10 Release No. 34-34902, Payment For Order Flow, (October 27, 1994) ("Order Flow Release") at 28.
11 Release No. 34-37619A, Order Execution Obligations, (September 6, 1996) ("Order Execution Release").
12 Order Execution Release at 17.
13 Id. at 50.
14 See Release No. 34-34903 and Rules 11Ac1-3(a) and 10b-10(a) (2) (i) (c). Certain order routing disclosures would be required of Brokers with respect to options orders if proposed Rule 11Ac1-6 is adopted. See Release No. 34-43084 (July 28, 2000). But even under this proposal, options exchanges, unlike equity markets, would not have to disclose information concerning execution quality. See proposed Rule 11Ac1-5.
15 Order Flow Release at 8 and 24.
16 Release at 8.
17 Release at 6.
18 Release No. 34-42344 (Jan. 14, 2000).
19 Release at 5.
20 Levitt at 2.
21 The Linkage Plan, as currently drafted, limits access to the linkage to "eligible market makers" and further limits use of the linkage by these market makers to 20% of their total transaction volume.
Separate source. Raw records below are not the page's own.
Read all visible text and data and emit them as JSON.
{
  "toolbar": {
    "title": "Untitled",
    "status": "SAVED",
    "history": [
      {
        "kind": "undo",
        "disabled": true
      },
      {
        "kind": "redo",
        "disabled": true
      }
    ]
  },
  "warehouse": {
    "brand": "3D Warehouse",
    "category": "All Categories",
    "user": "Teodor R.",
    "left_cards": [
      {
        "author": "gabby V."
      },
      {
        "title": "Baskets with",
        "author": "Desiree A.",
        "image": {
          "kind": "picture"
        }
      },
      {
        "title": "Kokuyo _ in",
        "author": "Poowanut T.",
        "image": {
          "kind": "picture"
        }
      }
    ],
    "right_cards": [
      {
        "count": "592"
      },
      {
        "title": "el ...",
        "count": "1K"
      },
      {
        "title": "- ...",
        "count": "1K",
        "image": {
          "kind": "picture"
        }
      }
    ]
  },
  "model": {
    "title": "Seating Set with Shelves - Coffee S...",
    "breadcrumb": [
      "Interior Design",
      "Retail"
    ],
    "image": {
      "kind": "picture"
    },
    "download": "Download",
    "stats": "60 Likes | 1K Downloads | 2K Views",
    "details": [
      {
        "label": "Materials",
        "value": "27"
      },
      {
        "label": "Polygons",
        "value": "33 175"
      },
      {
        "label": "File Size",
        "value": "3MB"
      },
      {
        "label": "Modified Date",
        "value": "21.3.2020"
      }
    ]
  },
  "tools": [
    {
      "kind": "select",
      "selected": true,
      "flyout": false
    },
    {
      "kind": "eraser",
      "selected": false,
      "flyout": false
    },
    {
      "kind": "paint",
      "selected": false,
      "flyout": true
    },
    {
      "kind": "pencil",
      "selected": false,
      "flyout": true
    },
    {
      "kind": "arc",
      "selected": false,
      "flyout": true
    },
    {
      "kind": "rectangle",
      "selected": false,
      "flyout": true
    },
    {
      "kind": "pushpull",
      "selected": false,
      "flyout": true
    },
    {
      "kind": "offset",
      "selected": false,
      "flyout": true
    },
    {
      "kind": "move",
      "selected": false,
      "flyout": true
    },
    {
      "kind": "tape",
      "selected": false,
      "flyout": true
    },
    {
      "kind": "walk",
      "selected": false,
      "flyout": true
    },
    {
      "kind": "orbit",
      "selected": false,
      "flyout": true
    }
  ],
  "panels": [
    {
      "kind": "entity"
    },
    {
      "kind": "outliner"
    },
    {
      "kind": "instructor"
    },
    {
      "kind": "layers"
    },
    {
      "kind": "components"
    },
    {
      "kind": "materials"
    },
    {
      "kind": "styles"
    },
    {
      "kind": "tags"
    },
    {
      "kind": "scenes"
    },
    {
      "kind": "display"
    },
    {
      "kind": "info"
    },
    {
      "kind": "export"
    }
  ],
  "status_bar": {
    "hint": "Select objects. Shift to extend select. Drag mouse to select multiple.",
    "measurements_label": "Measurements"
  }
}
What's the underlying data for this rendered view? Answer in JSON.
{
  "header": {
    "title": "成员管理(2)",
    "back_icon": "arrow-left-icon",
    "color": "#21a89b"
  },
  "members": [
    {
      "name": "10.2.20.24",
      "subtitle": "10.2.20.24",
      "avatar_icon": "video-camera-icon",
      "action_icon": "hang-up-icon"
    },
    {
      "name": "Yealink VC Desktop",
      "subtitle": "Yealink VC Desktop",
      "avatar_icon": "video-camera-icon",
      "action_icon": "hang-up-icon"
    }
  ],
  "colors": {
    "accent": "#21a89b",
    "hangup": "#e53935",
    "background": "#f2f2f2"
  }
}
In approving the Linkage Plan the Commission does not comment on, much less justify, limiting the availability of the linkage to eligible market makers, and it justifies the 20% limitation solely on the ground that it prevents "the linkage from becoming a means of wide scale proprietary trading by broker-dealers on markets in which they are not members." Wolverine recognizes that linkages should not become an alternative to exchange membership. Nevertheless, utilization of the intermarket linkages by broker-dealers generally will contribute to aggressive intermarket price competition. Therefore, Wolverine urges the Commission to amend the Linkage Plan to allow access to the linkage by any market maker on any exchange up to 20% of that market maker's transaction volume and by any market maker that is a member of the exchange receiving the orders to an unlimited extent.
22 For example, Amex Rule 950(c) and Amex Notice, August 26. 2000 prohibit competing market makers from transmitting orders to a specialist's post by means of the Amex's electronic order routing and processing system. This rule and others like it are symptomatic of the persuasiveness of the anticompetitive two-tiered market that exists for options.
23 See, e.g., Order Flow Release at 6 ("payment for order flow may result in lower execution costs, facilitate technological advances in retail customer order handling practices and facilitate competition among broker-dealers and securities markets.")